  • Install two factor authentication – This is important particularly on your main webmail, be it Gmail or Hotmail etc. 2FA for webmail often works by device, so you’ll only have to enter a code once for each different device you use. This is so important as the process for resetting passwords for most other accounts is to resend a password to your email account.
  • Be careful with Wi-Fi – It’s always best to use secure Wi-Fi. It’s tempting to use unsecured, free networks when required but they are more risky. Try to always use a Wi-Fi network with a password (obtained from official sources) and if you must use free, open wifi then be very cautious about what data you’re sending.
  • Enable device access codes – We all know, smartphones and tablets are small and easily lost or stolen. For this very reason it’s crucial to put an access code on all your devices and enable features such as ‘Find my iPhone’ which will enable you to track or remotely wipe your device should it get lost or stolen.
  • Install anti-virus – Anti-virus software is still a security must have.

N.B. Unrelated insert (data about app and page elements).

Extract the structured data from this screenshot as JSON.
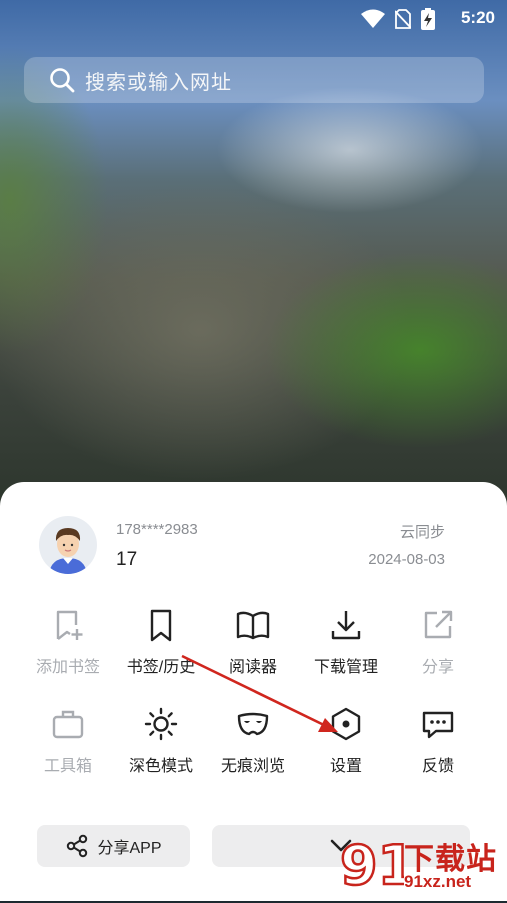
{
  "status_bar": {
    "time": "5:20"
  },
  "search": {
    "placeholder": "搜索或输入网址"
  },
  "account": {
    "phone": "178****2983",
    "level": "17",
    "sync_label": "云同步",
    "sync_date": "2024-08-03"
  },
  "menu_row1": [
    {
      "label": "添加书签",
      "icon": "bookmark-add-icon",
      "enabled": false
    },
    {
      "label": "书签/历史",
      "icon": "bookmark-icon",
      "enabled": true
    },
    {
      "label": "阅读器",
      "icon": "book-open-icon",
      "enabled": true
    },
    {
      "label": "下载管理",
      "icon": "download-icon",
      "enabled": true
    },
    {
      "label": "分享",
      "icon": "share-external-icon",
      "enabled": false
    }
  ],
  "menu_row2": [
    {
      "label": "工具箱",
      "icon": "toolbox-icon",
      "enabled": false
    },
    {
      "label": "深色模式",
      "icon": "sun-icon",
      "enabled": true
    },
    {
      "label": "无痕浏览",
      "icon": "mask-icon",
      "enabled": true
    },
    {
      "label": "设置",
      "icon": "settings-hexagon-icon",
      "enabled": true
    },
    {
      "label": "反馈",
      "icon": "feedback-chat-icon",
      "enabled": true
    }
  ],
  "bottom": {
    "share_app_label": "分享APP",
    "collapse_icon": "chevron-down-icon"
  },
  "watermark": {
    "text_main": "下载站",
    "text_url": "91xz.net",
    "logo_digits": "91"
  },
  "colors": {
    "accent_red": "#d0261e",
    "disabled_gray": "#a9acb1",
    "button_bg": "#ededee"
  }
}
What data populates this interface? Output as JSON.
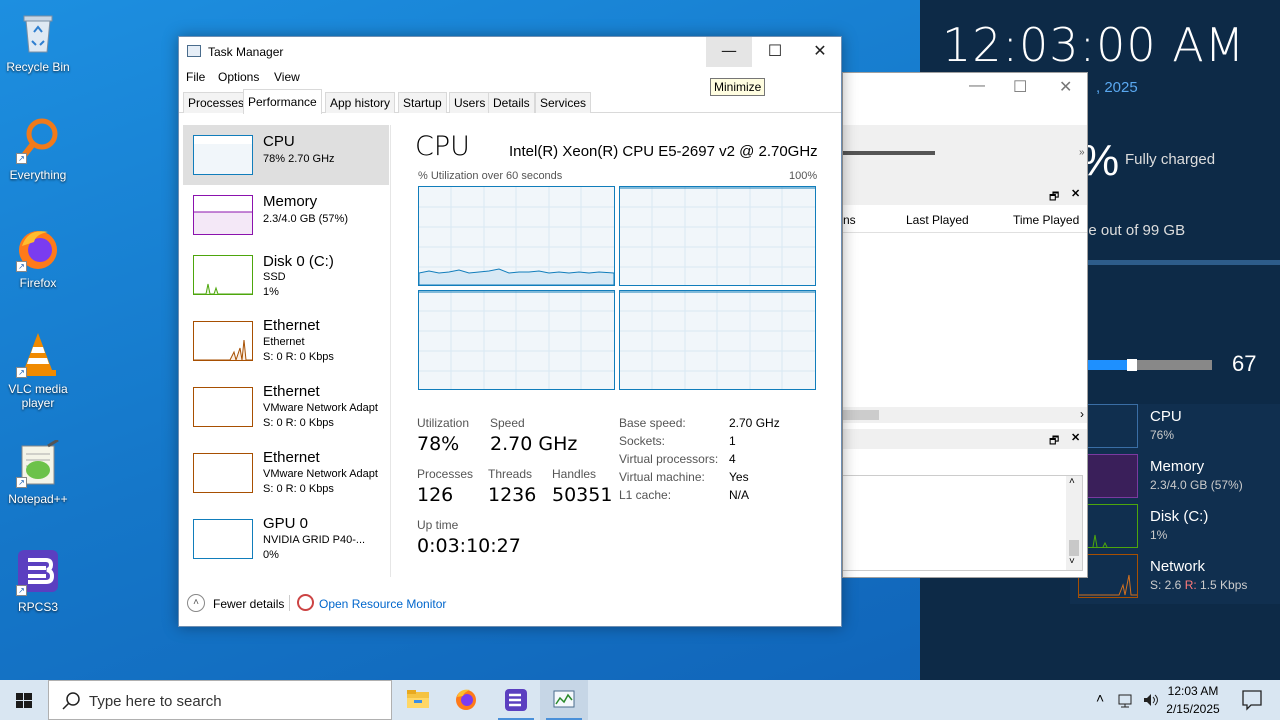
{
  "desktop": {
    "icons": [
      {
        "label": "Recycle Bin"
      },
      {
        "label": "Everything"
      },
      {
        "label": "Firefox"
      },
      {
        "label": "VLC media player"
      },
      {
        "label": "Notepad++"
      },
      {
        "label": "RPCS3"
      }
    ]
  },
  "widget": {
    "clock": "12:03:00 AM",
    "date_partial": ", 2025",
    "battery_pct": "%",
    "battery_status": "Fully charged",
    "disk_free": "ee out of 99 GB",
    "volume": "67",
    "volume_level": 0.35,
    "perf": [
      {
        "name": "CPU",
        "value": "76%"
      },
      {
        "name": "Memory",
        "value": "2.3/4.0 GB (57%)"
      },
      {
        "name": "Disk (C:)",
        "value": "1%"
      },
      {
        "name": "Network",
        "value_prefix": "S: 2.6 ",
        "value_r": "R:",
        "value_suffix": " 1.5 Kbps"
      }
    ]
  },
  "bgwindow": {
    "col_partial": "ns",
    "col_last_played": "Last Played",
    "col_time_played": "Time Played"
  },
  "taskmanager": {
    "title": "Task Manager",
    "tooltip": "Minimize",
    "menu": [
      "File",
      "Options",
      "View"
    ],
    "tabs": [
      "Processes",
      "Performance",
      "App history",
      "Startup",
      "Users",
      "Details",
      "Services"
    ],
    "active_tab": "Performance",
    "sidebar": [
      {
        "name": "CPU",
        "sub1": "78% 2.70 GHz",
        "sub2": "",
        "sub3": "",
        "color": "#117dbb"
      },
      {
        "name": "Memory",
        "sub1": "2.3/4.0 GB (57%)",
        "sub2": "",
        "sub3": "",
        "color": "#8b12ae"
      },
      {
        "name": "Disk 0 (C:)",
        "sub1": "SSD",
        "sub2": "1%",
        "sub3": "",
        "color": "#4da60c"
      },
      {
        "name": "Ethernet",
        "sub1": "Ethernet",
        "sub2": "S: 0 R: 0 Kbps",
        "sub3": "",
        "color": "#a74f01"
      },
      {
        "name": "Ethernet",
        "sub1": "VMware Network Adapt",
        "sub2": "S: 0 R: 0 Kbps",
        "sub3": "",
        "color": "#a74f01"
      },
      {
        "name": "Ethernet",
        "sub1": "VMware Network Adapt",
        "sub2": "S: 0 R: 0 Kbps",
        "sub3": "",
        "color": "#a74f01"
      },
      {
        "name": "GPU 0",
        "sub1": "NVIDIA GRID P40-...",
        "sub2": "0%",
        "sub3": "",
        "color": "#117dbb"
      }
    ],
    "cpu": {
      "heading": "CPU",
      "model": "Intel(R) Xeon(R) CPU E5-2697 v2 @ 2.70GHz",
      "util_label": "% Utilization over 60 seconds",
      "util_max": "100%",
      "stats": {
        "utilization_label": "Utilization",
        "utilization": "78%",
        "speed_label": "Speed",
        "speed": "2.70 GHz",
        "processes_label": "Processes",
        "processes": "126",
        "threads_label": "Threads",
        "threads": "1236",
        "handles_label": "Handles",
        "handles": "50351",
        "uptime_label": "Up time",
        "uptime": "0:03:10:27"
      },
      "details": [
        {
          "label": "Base speed:",
          "value": "2.70 GHz"
        },
        {
          "label": "Sockets:",
          "value": "1"
        },
        {
          "label": "Virtual processors:",
          "value": "4"
        },
        {
          "label": "Virtual machine:",
          "value": "Yes"
        },
        {
          "label": "L1 cache:",
          "value": "N/A"
        }
      ]
    },
    "footer": {
      "fewer": "Fewer details",
      "resource_monitor": "Open Resource Monitor"
    }
  },
  "taskbar": {
    "search_placeholder": "Type here to search",
    "time": "12:03 AM",
    "date": "2/15/2025"
  }
}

Chances are you already have an anti-virus program installed on your machine too, but if you don’t know, make sure you check and install one. Many banks will offer you free licences if you bank with them online so it’s worth looking up what’s available before making any purchases.
  • Keep software up-to-date – Do install those updates on your machines when you get reminded and don’t run old operating systems such as Windows XP. Your software is built in to keep you safe so make sure it’s as useful as it can be.
  • Finally – be prepared – Make sure you have a plan of action in place for getting things back on track should the worst happen. If you have customers it could be worth ensuring you have a comms plan in place so you can keep them informed. Your reputation is a valuable asset that will remain intact with good messaging.

The slides accompanied Cath’s Lightning Talk on How Not To Get Hacked at Digital Shoreditch 2015.